Internal Changes

Variable Lists

Today I’m going to briefly go over a big-ish API change that’s taking place as a result of a MR from Jason Ekstrand.

As I’ve talked about in the past, zink does a lot of iterating over variables in shaders. Primarily, this access is limited to the first three variable lists in struct nir_shader:

typedef struct nir_shader {
   /** list of uniforms (nir_variable) */
   struct exec_list uniforms;

   /** list of inputs (nir_variable) */
   struct exec_list inputs;

   /** list of outputs (nir_variable) */
   struct exec_list outputs;

The uniforms list is used in UBO support and texture calls, outputs is used in xfb, and inputs and outputs have both been featured in all my slot remapping adventures.

Less Lists

The question asked by this MR (and the provoking issue) is “why do we have so many lists of variables when we could instead have one list?”

The issue has more discussion about the specifics of why, but for the purposes of zink, the question becomes “how does this affect us?”

Generally speaking, the changes needed here are simple. Instead of nir_foreach_variable() macro iterations over a specific list type, there’s now nir_foreach_variable_with_modes(var, shader, modes), which has an additional param for modes. This param is based on enum nir_variable_mode, which corresponds to nir_variable::data.mode, and it causes the macro to perform a check on each variable it iterates over:
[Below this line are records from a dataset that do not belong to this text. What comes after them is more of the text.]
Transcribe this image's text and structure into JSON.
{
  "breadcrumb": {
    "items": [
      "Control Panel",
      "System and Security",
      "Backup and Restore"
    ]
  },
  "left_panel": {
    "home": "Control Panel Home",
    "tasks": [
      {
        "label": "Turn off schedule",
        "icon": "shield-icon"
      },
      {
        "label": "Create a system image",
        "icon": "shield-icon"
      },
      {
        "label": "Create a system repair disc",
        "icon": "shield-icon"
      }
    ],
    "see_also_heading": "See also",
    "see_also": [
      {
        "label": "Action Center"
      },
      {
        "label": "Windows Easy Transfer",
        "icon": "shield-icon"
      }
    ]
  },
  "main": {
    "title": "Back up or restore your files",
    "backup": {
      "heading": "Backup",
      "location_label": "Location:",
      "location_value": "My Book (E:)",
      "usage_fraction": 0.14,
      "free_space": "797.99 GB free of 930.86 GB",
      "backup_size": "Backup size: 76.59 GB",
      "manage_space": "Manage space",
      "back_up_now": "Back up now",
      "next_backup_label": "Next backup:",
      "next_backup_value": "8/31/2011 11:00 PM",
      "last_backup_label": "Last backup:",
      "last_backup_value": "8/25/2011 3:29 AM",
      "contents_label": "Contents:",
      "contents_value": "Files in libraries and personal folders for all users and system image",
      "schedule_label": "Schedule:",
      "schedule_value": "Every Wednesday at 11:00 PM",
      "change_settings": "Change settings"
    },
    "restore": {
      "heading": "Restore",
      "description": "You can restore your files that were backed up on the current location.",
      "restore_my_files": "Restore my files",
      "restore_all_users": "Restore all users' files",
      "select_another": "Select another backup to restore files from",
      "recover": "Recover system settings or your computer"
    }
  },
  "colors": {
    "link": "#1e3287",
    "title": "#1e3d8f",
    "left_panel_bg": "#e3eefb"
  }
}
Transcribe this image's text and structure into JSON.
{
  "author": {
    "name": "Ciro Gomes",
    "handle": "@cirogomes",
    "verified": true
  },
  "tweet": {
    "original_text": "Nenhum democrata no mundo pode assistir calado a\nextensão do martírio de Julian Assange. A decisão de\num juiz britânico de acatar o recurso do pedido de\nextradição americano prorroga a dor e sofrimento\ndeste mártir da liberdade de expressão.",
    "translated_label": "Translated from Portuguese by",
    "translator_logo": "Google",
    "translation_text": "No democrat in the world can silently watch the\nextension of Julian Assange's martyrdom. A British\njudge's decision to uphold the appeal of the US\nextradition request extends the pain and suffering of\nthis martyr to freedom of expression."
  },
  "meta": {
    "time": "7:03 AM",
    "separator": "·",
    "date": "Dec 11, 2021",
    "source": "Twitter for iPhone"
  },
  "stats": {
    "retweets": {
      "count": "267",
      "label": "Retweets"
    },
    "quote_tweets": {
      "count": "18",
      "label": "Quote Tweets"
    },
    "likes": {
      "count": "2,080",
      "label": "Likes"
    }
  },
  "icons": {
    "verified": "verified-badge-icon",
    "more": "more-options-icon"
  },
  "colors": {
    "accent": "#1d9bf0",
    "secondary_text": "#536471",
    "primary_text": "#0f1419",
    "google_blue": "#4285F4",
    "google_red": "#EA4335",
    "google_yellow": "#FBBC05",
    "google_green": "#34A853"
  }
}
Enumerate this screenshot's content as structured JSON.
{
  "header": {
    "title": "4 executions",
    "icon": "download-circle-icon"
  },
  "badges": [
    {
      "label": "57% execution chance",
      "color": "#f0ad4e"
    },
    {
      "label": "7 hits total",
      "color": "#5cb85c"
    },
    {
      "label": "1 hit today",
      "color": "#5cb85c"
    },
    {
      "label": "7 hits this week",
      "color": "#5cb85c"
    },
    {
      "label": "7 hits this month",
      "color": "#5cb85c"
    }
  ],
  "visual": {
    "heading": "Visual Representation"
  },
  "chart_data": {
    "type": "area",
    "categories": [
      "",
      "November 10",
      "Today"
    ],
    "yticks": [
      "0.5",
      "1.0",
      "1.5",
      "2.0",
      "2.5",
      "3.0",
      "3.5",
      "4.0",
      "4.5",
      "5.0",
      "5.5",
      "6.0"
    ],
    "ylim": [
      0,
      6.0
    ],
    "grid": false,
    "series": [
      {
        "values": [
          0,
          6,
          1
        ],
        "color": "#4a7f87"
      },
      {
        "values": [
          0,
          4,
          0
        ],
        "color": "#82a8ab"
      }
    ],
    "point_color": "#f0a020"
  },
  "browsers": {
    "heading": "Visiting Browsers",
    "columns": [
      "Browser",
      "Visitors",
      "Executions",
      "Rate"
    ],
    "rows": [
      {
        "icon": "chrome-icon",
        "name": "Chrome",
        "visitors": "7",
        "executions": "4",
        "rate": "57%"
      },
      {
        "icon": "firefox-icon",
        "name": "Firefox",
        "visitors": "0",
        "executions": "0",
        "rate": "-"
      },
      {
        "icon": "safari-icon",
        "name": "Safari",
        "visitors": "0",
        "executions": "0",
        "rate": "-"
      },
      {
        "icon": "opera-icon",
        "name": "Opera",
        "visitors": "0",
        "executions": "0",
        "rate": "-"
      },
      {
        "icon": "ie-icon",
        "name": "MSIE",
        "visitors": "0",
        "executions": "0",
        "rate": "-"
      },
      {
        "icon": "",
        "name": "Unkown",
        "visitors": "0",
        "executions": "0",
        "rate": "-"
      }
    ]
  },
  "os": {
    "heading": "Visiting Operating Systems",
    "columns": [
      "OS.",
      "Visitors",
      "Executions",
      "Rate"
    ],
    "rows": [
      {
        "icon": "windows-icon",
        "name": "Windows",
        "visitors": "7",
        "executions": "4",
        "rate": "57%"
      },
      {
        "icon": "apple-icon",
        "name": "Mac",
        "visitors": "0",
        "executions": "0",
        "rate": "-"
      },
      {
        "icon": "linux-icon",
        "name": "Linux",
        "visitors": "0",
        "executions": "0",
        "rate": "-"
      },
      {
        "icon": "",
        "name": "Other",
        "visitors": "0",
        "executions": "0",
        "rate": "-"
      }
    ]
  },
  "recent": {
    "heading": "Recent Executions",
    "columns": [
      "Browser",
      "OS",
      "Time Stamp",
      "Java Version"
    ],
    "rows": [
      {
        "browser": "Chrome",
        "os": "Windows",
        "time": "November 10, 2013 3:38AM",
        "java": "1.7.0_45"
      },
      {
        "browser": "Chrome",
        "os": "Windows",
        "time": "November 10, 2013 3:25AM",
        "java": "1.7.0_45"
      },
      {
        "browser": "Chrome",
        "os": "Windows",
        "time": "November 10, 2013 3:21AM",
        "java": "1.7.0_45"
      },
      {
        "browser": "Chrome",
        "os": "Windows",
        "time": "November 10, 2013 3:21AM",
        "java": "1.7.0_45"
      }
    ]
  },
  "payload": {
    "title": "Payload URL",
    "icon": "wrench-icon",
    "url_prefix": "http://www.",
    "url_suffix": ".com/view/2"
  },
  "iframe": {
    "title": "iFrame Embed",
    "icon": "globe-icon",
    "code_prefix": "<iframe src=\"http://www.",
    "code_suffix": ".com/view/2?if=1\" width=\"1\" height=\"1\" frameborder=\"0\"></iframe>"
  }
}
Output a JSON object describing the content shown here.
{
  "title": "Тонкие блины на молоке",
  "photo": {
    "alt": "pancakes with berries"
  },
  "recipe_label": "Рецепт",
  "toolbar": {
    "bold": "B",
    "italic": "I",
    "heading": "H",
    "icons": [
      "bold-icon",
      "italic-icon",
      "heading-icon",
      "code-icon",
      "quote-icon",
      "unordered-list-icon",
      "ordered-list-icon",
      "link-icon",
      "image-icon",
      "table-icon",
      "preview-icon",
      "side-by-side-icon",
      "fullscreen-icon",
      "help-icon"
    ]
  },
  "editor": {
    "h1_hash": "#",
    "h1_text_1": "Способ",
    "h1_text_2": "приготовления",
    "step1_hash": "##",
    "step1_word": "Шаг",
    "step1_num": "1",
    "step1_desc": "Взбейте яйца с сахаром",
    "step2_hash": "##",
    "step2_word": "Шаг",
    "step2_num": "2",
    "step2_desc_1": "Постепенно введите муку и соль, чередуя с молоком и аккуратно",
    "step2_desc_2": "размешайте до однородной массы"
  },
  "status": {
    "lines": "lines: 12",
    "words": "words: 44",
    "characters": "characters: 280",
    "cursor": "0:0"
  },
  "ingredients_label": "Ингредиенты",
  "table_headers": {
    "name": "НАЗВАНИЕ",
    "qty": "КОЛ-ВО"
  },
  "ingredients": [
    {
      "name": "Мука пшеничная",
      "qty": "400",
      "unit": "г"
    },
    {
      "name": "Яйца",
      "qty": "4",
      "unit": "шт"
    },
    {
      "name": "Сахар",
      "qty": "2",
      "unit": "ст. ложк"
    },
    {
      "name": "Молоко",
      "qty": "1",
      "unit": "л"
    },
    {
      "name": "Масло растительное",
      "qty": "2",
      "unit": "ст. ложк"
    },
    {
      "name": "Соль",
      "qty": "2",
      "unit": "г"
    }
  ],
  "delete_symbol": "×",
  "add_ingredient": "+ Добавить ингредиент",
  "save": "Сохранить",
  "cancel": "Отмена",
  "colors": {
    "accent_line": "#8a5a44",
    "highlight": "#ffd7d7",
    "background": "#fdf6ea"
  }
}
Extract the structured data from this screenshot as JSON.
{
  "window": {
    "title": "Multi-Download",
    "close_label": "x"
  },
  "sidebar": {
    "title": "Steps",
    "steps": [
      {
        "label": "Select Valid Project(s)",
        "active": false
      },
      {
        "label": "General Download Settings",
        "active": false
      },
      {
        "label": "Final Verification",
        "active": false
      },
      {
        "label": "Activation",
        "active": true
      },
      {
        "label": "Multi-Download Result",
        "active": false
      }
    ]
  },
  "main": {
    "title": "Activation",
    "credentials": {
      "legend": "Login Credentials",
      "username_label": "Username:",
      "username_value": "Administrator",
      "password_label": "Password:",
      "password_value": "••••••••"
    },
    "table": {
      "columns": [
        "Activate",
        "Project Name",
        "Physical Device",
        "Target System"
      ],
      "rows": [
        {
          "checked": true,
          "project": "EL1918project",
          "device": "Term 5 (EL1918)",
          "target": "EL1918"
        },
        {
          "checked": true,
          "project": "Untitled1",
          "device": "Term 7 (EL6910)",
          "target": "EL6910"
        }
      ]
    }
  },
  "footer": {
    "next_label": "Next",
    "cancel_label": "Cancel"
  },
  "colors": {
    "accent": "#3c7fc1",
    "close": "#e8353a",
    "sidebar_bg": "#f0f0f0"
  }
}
#define nir_foreach_variable_with_modes(var, shader, modes) \
   nir_foreach_variable_in_shader(var, shader) \
      if (_nir_shader_variable_has_mode(var, modes))

Thus, the zink loops like nir_foreach_variable(var, &s->uniforms) look like nir_foreach_variable_with_modes(var, s, nir_var_uniform | nir_var_mem_ubo | nir_var_mem_ssbo) after the change.

Further Improvements

At some point after this lands, it’ll be useful to go through the places in zink where variable iterating occurs and try to combine iterations, as each variable list iteration now iterates over every type of variable, so ideally that should be reduced to a single loop that handles all the things that each separate type-iteration used to handle in order to keep things lightweight.

Written on July 27, 2020